Best Concerts of 2011
Here are some of my favorite live music memories from 2011 in no particular order.
Vishten – October 2011 at In Your Ear Studios
I was fortunate to witness this neo-traditional Acadian group at a special post-Richmond Folk Festival evening at In Your Ear Studios, home of the Jam Inc concert series. The friendly, house concert feel of this show made it more than simply a performance. Vishten takes Maritime folk music to a level of artistry by bringing out nuances that very few traditional musicians are privy to. This concert was a peak performance from start to finish.
Dawes – September 2011 at Bristol Rhythm and Roots Piedmont Stage

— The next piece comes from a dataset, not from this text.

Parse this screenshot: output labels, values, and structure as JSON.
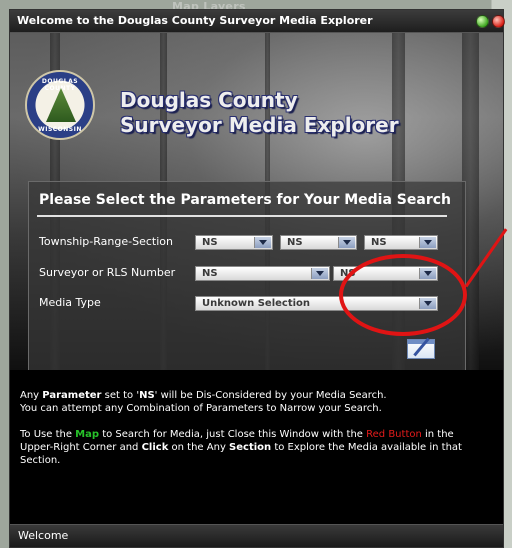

Bristol Rhythm and Roots has been the setting for many great performances over the last decade, but this set by Dawes on the Piedmont Stage on the Saturday night of the festival may have been the best I have seen there. I already knew Dawes wrote great songs and made great studio albums, but their stage presence, playing ability and delivery (on this my first time seeing them) really impressed me in that setting at that moment – coalescing into one of my favorite live music experiences of the year.
The Hot Seats – January 2011, Ashland Coffee and Tea
I have seen The Hot Seats many, many times since 2006, but their late January 2011 show at Ashland Coffee and Tea was my all-time favorite performance by these guys. As is customary at this listening room, they got to do 2 sets starting promptly at 8pm. On this night they drew an especially jovial audience and played a well chosen, wide-ranging set list that covered the many facets of the their appeal. Here you can read my review of this show.
Bassekou Kouyate and Ngoni Ba – October 2011, Richmond Folk Festival Altria Stage
The Richmond Folk Festival has become my most anticipated annual festival and this year’s event was one of the best yet! This set by Bassekou Kouyate and Ngoni Ba checked off more boxes than a typical set at this festival. Not only was this music interesting because of its cultural significance, but it also packed a deep, powerful wallop on a universal level…it got to “that place”. What place? That place in your soul. Thatplace.
Gillian Welch and David Rawlings – August 2011, Lewis Ginter Botanical Garden
Gillian Welch is at another level…one that is occupied by folks like Bob Dylan and Neil Young. Seriously. There’s a wink in her eye…something cosmic definitely oozes out of her Americana. On this night, at this beautiful outdoor venue, an approaching storm threatened to prematurely end the 2nd set. Lightning and high winds peaked during the song I’ll Fly Away, and it seemed like some in the audience wanted the show to end there. However, as soon as that song ended the storm passed, leaving room for a fittingly psychedelic and reverb-drenched encore of Jefferson Airplane’s “White Rabbit”; a much more suitable ending to the night as far as I was concerned. Also…I don’t know if this was especially inspired or something he does all the time, but David Rawlings’ solo on “Time the Revelator” was jaw-droppingly executed that evening.
Zoe Muth and the Lost High Rollers – September 2011, Ashland Coffee and Tea
As I’ve said before, Ashland Coffee and Tea is often a great place to see music. Artists are treated very well there and love playing that room, and the audiences are always respectful and perceptive. This environment can lead to a dry, stale performance if the performer isn’t used to that level of attention, or it can be great if the performers embrace it. Zoe and her band are probably more accustomed to playing honky tonks than listening rooms, but they quickly warmed to this venue’s attributes. I had just seen these guys play a couple sets the weekend prior at Bristol Rhythm, but this performance stood out above those. It got reallygood after the shots of Irish whiskey kicked in…for both audience, ahem, and members of the band! Could we please have another round?
Christabel and the Jons – September 2011 at Bristol Rhythm and Roots, State Line Bar & Grill Stage
I love Christabel and the Jons. (BTW – have you heard their Christmas album?!). A big part of my attraction to this band is Christabel’s sex appeal, which is just the right mix of naughty and nice. Growl. But besides that I love the way they deliver their traditional country and hot jazz inspired originals, mixed with the occasional cover like Roly Poly or Honky Tonkin’. A big part of that sound is delivered by master multi-instrumentalist Seth Hopper who holds his own on trumpet, fiddle, ukulele, mandolin and accordion. Not all at one time though.
Lanny Fields is learning to play Irish, Old Time and Mento tenor banjo. He writes about music and more at sixwatergrog.com.